  1. Pass function pointer and user data (as void *) separately:
    • The only method that is compatible with C interfaces.
    • Is cumbersome to work with in many cases, because one has to keep track of two parameters.
    • Not type safe at all, because of the void pointer.
    • It requires workarounds when one wants to pass a lambda into a function.
  2. Using std::function:
    • It works well with most callables and is easy to use.
    • Owns the callable, so it can be returned from a function more safely than other methods.
    • Requires that the callable is copyable.
    • Requires an allocation when the callable is too large (typically > 16 bytes).
  3. Using a template for the callable type:
    • Most efficient solution at runtime, because compiler knows the exact callable at the place where it is called.
    • Works well with all callables.
    • Requires the function to be in a header file.
    • It's difficult to constrain the signature of the function.
  4. Using blender::FunctionRef (source):
    • Second most efficient solution at runtime.
    • It's easy to constrain the signature of the callable.
    • Does not require the function to be in a header file.
    • Works well with all callables.
    • It's a non-owning reference, so it cannot be stored safely in general.

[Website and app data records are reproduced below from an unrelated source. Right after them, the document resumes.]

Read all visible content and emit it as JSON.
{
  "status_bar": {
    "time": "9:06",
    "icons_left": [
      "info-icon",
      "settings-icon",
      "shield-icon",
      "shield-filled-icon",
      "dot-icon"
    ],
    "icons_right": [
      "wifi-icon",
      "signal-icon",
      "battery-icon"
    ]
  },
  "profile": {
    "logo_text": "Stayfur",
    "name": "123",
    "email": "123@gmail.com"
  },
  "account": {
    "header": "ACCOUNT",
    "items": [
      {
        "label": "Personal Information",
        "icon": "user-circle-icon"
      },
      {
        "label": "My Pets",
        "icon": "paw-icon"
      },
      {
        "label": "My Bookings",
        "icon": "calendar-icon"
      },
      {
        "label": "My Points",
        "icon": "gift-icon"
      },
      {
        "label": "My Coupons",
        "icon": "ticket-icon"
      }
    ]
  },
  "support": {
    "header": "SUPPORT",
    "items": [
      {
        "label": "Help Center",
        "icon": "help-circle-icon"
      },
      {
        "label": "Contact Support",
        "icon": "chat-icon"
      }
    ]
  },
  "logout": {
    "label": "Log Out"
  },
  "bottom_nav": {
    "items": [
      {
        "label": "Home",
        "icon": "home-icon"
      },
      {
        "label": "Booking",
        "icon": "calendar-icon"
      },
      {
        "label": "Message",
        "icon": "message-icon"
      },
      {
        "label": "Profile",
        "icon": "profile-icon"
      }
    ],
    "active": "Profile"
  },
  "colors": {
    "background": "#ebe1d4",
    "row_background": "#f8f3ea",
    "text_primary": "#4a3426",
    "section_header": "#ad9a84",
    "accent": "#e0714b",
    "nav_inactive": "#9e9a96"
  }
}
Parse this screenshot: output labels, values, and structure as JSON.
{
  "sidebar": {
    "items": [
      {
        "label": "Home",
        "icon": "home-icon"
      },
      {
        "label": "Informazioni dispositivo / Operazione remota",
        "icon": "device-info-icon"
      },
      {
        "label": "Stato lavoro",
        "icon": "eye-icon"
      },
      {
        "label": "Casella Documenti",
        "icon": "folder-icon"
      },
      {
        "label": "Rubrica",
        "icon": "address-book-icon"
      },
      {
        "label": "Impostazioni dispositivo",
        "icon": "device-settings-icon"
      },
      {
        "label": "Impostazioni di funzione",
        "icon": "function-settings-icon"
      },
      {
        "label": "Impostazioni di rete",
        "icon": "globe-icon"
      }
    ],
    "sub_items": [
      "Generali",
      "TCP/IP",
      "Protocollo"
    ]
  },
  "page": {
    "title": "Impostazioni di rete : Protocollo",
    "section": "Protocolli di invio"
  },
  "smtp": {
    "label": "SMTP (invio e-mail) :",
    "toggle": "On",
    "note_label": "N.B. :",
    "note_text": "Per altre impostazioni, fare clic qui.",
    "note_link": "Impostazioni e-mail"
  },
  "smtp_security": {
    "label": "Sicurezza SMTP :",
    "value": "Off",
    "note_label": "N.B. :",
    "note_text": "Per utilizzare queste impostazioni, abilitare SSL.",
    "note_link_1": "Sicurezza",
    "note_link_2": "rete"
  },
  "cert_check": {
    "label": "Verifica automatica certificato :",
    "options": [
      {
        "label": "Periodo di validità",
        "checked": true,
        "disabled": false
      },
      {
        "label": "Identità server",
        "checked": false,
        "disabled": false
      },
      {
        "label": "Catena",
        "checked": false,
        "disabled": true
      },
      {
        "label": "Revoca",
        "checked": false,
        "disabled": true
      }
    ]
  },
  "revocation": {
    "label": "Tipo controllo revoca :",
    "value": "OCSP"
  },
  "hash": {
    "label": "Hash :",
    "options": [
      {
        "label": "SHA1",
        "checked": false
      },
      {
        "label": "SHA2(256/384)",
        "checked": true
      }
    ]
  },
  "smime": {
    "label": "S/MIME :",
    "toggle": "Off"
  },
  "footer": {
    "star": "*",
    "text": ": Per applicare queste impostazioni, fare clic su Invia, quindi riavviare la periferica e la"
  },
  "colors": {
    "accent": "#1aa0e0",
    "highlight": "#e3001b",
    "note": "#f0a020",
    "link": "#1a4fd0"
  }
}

The following diagram helps to decide which approach to use when building an API where the user has to pass a function.

flowchart TD
  is_called_from_c["Is called from C code?"]
  is_stored_when_function_ends["Is stored when function ends?"]
  is_call_performance_bottleneck["Call is performance bottleneck?"]
  use_function_pointer["Use function pointer and user data (approach 1)."]
  use_std_function["Use `std::function` (approach 2)."]
  use_template["Use `template<typename Fn>` (approach 3)."]
  use_function_ref["Use `blender::FunctionRef` (approach 4)."]

  is_called_from_c --"yes"--> use_function_pointer
  is_called_from_c --"no"--> is_stored_when_function_ends
  is_stored_when_function_ends --"yes"--> use_std_function
  is_stored_when_function_ends --"no"--> is_call_performance_bottleneck
  is_call_performance_bottleneck --"no"--> use_function_ref
  is_call_performance_bottleneck --"yes"--> use_template

blender::FunctionRef is preferred over std::function when both are applicable because it's cheaper.

  • It never requires an allocation, no matter how many variables are captured.
  • It's less expensive to call.
  • It's less expensive to move/copy around.